28 Gender Messages on TV There have been important changes in the portrayal of men and women in recent years. Female: more likely (than before) to work outside the home, be strong and independent women who rely on themselves to solve problems. Shown interacting with other characters in an honest and direct way. males: more likely to be shown as ideal husbands and do their share of housework. Even though they’re less likely to be shown doing it vs women (1-3% compared to 20-27%). Gender stereotypes still persist: Preoccupied with romantic relationships, shown on the job or not, defined by marital status or occupation, using romantic charm or force to get what they want. Since the 1970s: the incorporation of women’s rights and gender equality themes, often presented from what could be considered a feminist perspective.
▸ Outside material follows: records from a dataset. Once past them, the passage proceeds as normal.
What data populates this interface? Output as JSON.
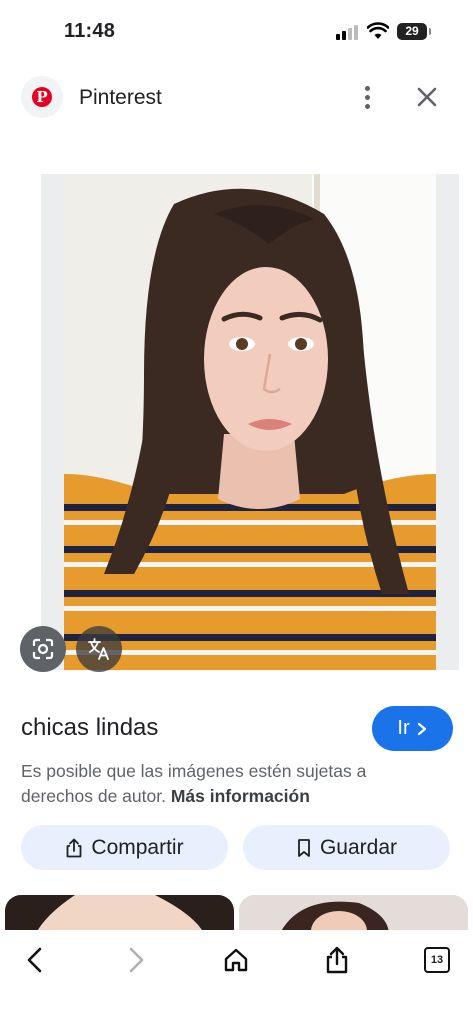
{
  "status_bar": {
    "time": "11:48",
    "battery": "29",
    "battery_level": 0.29,
    "icons": [
      "cellular-signal-icon",
      "wifi-icon",
      "battery-icon"
    ]
  },
  "header": {
    "site_name": "Pinterest",
    "logo_letter": "P",
    "brand_color": "#e60023",
    "icons": [
      "pinterest-logo-icon",
      "more-vert-icon",
      "close-icon"
    ]
  },
  "image_overlay": {
    "icons": [
      "google-lens-icon",
      "translate-icon"
    ]
  },
  "result": {
    "title": "chicas lindas",
    "go_button": "Ir",
    "go_button_color": "#1a73e8",
    "copyright_text": "Es posible que las imágenes estén sujetas a derechos de autor.",
    "more_info_link": "Más información"
  },
  "actions": {
    "share_label": "Compartir",
    "save_label": "Guardar",
    "icons": [
      "share-icon",
      "bookmark-icon"
    ]
  },
  "toolbar": {
    "tab_count": "13",
    "icons": [
      "back-arrow-icon",
      "forward-arrow-icon",
      "home-icon",
      "share-icon",
      "tabs-icon"
    ]
  }
}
Gender stereotypes frequently intersect with racial and ethnic stereotypes on TV. Racial or ethnic people are still underrepresented (male or female) on TV. Over 80% of primetime characters are White, 12% are Black, 2% are Asian American and 1% are Hispanic. [this data is a little dated: 90s] Greatest strides towards equality: local newscasts.

29 Gender Messages in Advertisements Does Sexism sell? Ads sell less a product and more a lifestyle, needs and desires. “advertisers portray an image that represents the interpretation of those cultural values which are profitable to propagate.” For men: the message is to buy a particular product to get the “sweet young thing” associated with it, for women: buy the product in order to be the “sweet young thing.”

30 Sexism in Advertising Sexism in advertising can be very subtle. What does the way models pose tell us? –Women in subordinate and men in dominant positions. Killing Us Softy Gender stereotyping is also prevalent. –Ex: Occupation Sexually exploitative use of women had increased in ads since 1970. Women used as purely decorative. Use of men as decorative has also increased. –Men as either ‘Rambo’ or Himbo. Evidence that the industry confuses gender equality with sexual permissiveness or exploitation. The Lolita syndrome – advertising’s increasing use of children, especially girls, in sexually exploitative ways. Emphasis on youth = denigration of the elderly (particularly women) Rarities in ads: Hispanic Americans, Asian Americans, Native Americans, gay and lesbians or people with disabilities. Average American sees more than 37,000 ads just on TV a year!

Download ppt "Lesson – Gender and Sexuality in Pop Culture Robert Wonser SOC 86 – Fall 2011."

Similar presentations

Ads by Google